A car spews out 50 percent of the emissions that form ground-level ozone and up to 90 percent of carbon monoxide in major metropolitan areas. But just how much is your car coughing out, standards bodies want to know. An Israeli company which does what its name describes- Particle Monitoring Technologies (PML)- is leading an international research consortium which aims to develop a method for measuring and analyzing emissions from vehicle engines in order to meet the increasingly strict standards of American and European environmental agencies. 
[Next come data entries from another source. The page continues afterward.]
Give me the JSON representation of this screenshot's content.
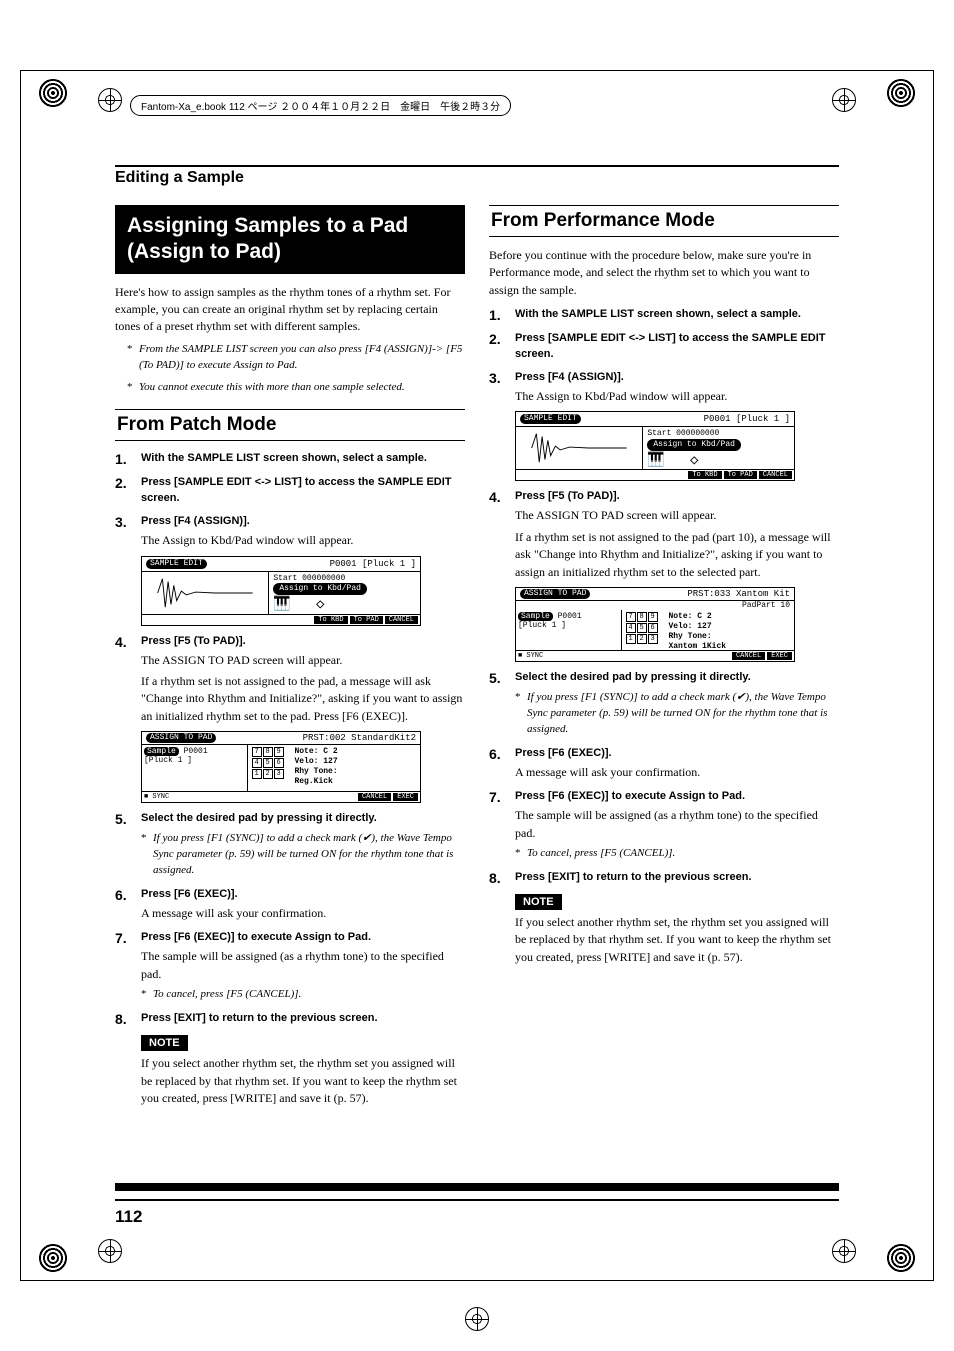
{
  "header_crop_text": "Fantom-Xa_e.book  112 ページ  ２００４年１０月２２日　金曜日　午後２時３分",
  "section_title": "Editing a Sample",
  "page_number": "112",
  "left": {
    "main_heading": "Assigning Samples to a Pad (Assign to Pad)",
    "intro": "Here's how to assign samples as the rhythm tones of a rhythm set. For example, you can create an original rhythm set by replacing certain tones of a preset rhythm set with different samples.",
    "note_a": "From the SAMPLE LIST screen you can also press [F4 (ASSIGN)]-> [F5 (To PAD)] to execute Assign to Pad.",
    "note_b": "You cannot execute this with more than one sample selected.",
    "sub_heading": "From Patch Mode",
    "steps": {
      "s1": "With the SAMPLE LIST screen shown, select a sample.",
      "s2": "Press [SAMPLE EDIT <-> LIST] to access the SAMPLE EDIT screen.",
      "s3": "Press [F4 (ASSIGN)].",
      "s3_body": "The Assign to Kbd/Pad window will appear.",
      "s4": "Press [F5 (To PAD)].",
      "s4_body_a": "The ASSIGN TO PAD screen will appear.",
      "s4_body_b": "If a rhythm set is not assigned to the pad, a message will ask \"Change into Rhythm and Initialize?\", asking if you want to assign an initialized rhythm set to the pad. Press [F6 (EXEC)].",
      "s5": "Select the desired pad by pressing it directly.",
      "s5_note": "If you press [F1 (SYNC)] to add a check mark (✔), the Wave Tempo Sync parameter (p. 59) will be turned ON for the rhythm tone that is assigned.",
      "s6": "Press [F6 (EXEC)].",
      "s6_body": "A message will ask your confirmation.",
      "s7": "Press [F6 (EXEC)] to execute Assign to Pad.",
      "s7_body": "The sample will be assigned (as a rhythm tone) to the specified pad.",
      "s7_note": "To cancel, press [F5 (CANCEL)].",
      "s8": "Press [EXIT] to return to the previous screen.",
      "note_label": "NOTE",
      "note_text": "If you select another rhythm set, the rhythm set you assigned will be replaced by that rhythm set. If you want to keep the rhythm set you created, press [WRITE] and save it (p. 57)."
    },
    "lcd1": {
      "tag": "SAMPLE EDIT",
      "header": "P0001 [Pluck 1           ]",
      "start": "Start      000000000",
      "banner": "Assign to Kbd/Pad",
      "btn1": "To KBD",
      "btn2": "To PAD",
      "btn3": "CANCEL"
    },
    "lcd2": {
      "tag": "ASSIGN TO PAD",
      "header": "PRST:002 StandardKit2",
      "sample_label": "Sample",
      "sample_id": "P0001",
      "sample_name": "[Pluck 1          ]",
      "note": "Note: C 2",
      "velo": "Velo:     127",
      "rhy": "Rhy Tone:",
      "rhy_name": "Reg.Kick",
      "sync": "■ SYNC",
      "btn1": "CANCEL",
      "btn2": "EXEC"
    }
  },
  "right": {
    "sub_heading": "From Performance Mode",
    "intro": "Before you continue with the procedure below, make sure you're in Performance mode, and select the rhythm set to which you want to assign the sample.",
    "steps": {
      "s1": "With the SAMPLE LIST screen shown, select a sample.",
      "s2": "Press [SAMPLE EDIT <-> LIST] to access the SAMPLE EDIT screen.",
      "s3": "Press [F4 (ASSIGN)].",
      "s3_body": "The Assign to Kbd/Pad window will appear.",
      "s4": "Press [F5 (To PAD)].",
      "s4_body_a": "The ASSIGN TO PAD screen will appear.",
      "s4_body_b": "If a rhythm set is not assigned to the pad (part 10), a message will ask \"Change into Rhythm and Initialize?\", asking if you want to assign an initialized rhythm set to the selected part.",
      "s5": "Select the desired pad by pressing it directly.",
      "s5_note": "If you press [F1 (SYNC)] to add a check mark (✔), the Wave Tempo Sync parameter (p. 59) will be turned ON for the rhythm tone that is assigned.",
      "s6": "Press [F6 (EXEC)].",
      "s6_body": "A message will ask your confirmation.",
      "s7": "Press [F6 (EXEC)] to execute Assign to Pad.",
      "s7_body": "The sample will be assigned (as a rhythm tone) to the specified pad.",
      "s7_note": "To cancel, press [F5 (CANCEL)].",
      "s8": "Press [EXIT] to return to the previous screen.",
      "note_label": "NOTE",
      "note_text": "If you select another rhythm set, the rhythm set you assigned will be replaced by that rhythm set. If you want to keep the rhythm set you created, press [WRITE] and save it (p. 57)."
    },
    "lcd1": {
      "tag": "SAMPLE EDIT",
      "header": "P0001 [Pluck 1           ]",
      "start": "Start      000000000",
      "banner": "Assign to Kbd/Pad",
      "btn1": "To KBD",
      "btn2": "To PAD",
      "btn3": "CANCEL"
    },
    "lcd2": {
      "tag": "ASSIGN TO PAD",
      "header": "PRST:033 Xantom Kit",
      "padpart": "PadPart 10",
      "sample_label": "Sample",
      "sample_id": "P0001",
      "sample_name": "[Pluck 1          ]",
      "note": "Note: C 2",
      "velo": "Velo:     127",
      "rhy": "Rhy Tone:",
      "rhy_name": "Xantom 1Kick",
      "sync": "■ SYNC",
      "btn1": "CANCEL",
      "btn2": "EXEC"
    }
  }
}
 Stationed in the Kinarot-Jordan Valley Technology Incubator and lauded for its ability to monitor particulate matter in water and effluent, PML has recently been picked by European car giant Fiat to head the consortium. According to Israel21c, the consortium financed under the 'EU Sixth Framework Progamme for Research and Development', after three years hopes to have developed an industrial laser-based particles monitoring system for developing and producing nanosensors. ::Israel21cThe EU program will provide $3 million in funding, an important portion of which will be earmarked for original research by PML. Under the project for Fiat, PML will develop monitoring means for the mass production of nanotechnology-based sensors, a development which could have giant implications for the global vehicle market.
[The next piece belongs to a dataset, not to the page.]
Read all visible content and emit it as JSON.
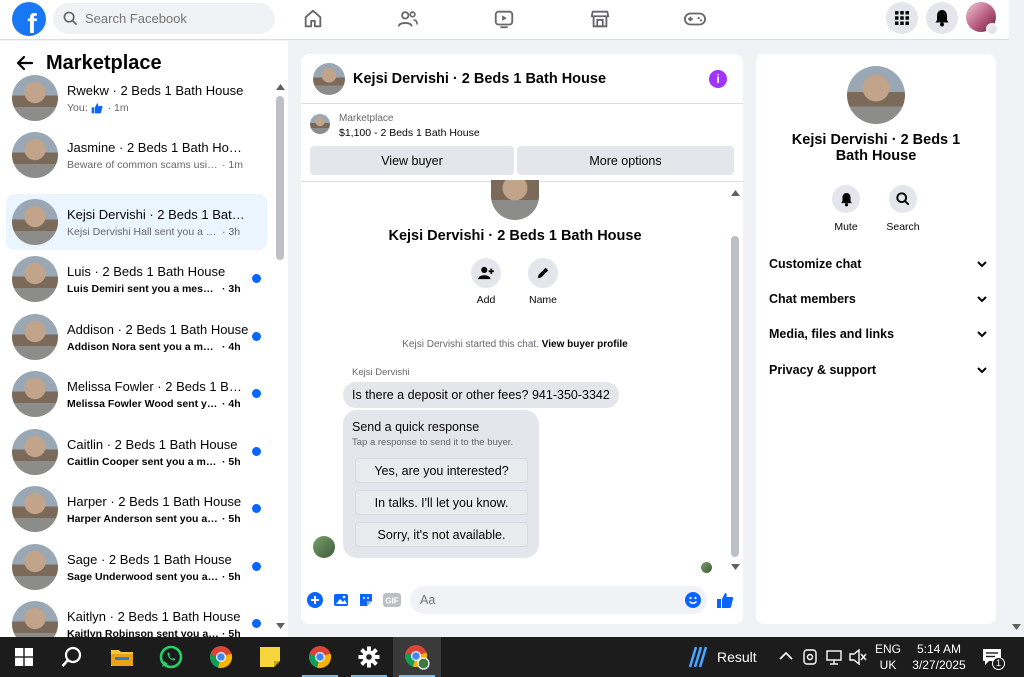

"The parameters and standards for gas emission by engines are being raised higher and higher by the EPA and environmental organizations in order to keep our air clean. And emission of gasses is problematic," said Dr. Meir Teichner, the CEO of the Kinarot Incubator and chairman of the board of PML.

"The car industry must find a solution to limit pollution and the emission of noxious gases. And in order to control it, you need, at certain places in the engine, to place sensors that are capable of monitoring the gas emission. However sensors have two major requirements - sensitivity and the lesser known one - quickness. So the problem is how do you make the sensors fast enough and sensitive enough to detect in micro-seconds the changes in gasses? The answer is nanosensors - sensors composed of nano particles that have a big surface relative to their size," Teichner told ISRAEL21c.

"With online monitoring, you get the answer immediately, which can make you aware if there's a problem. If you're connected to the control computer, you can adjust the setup to correct the problem, or even stop the process if need be."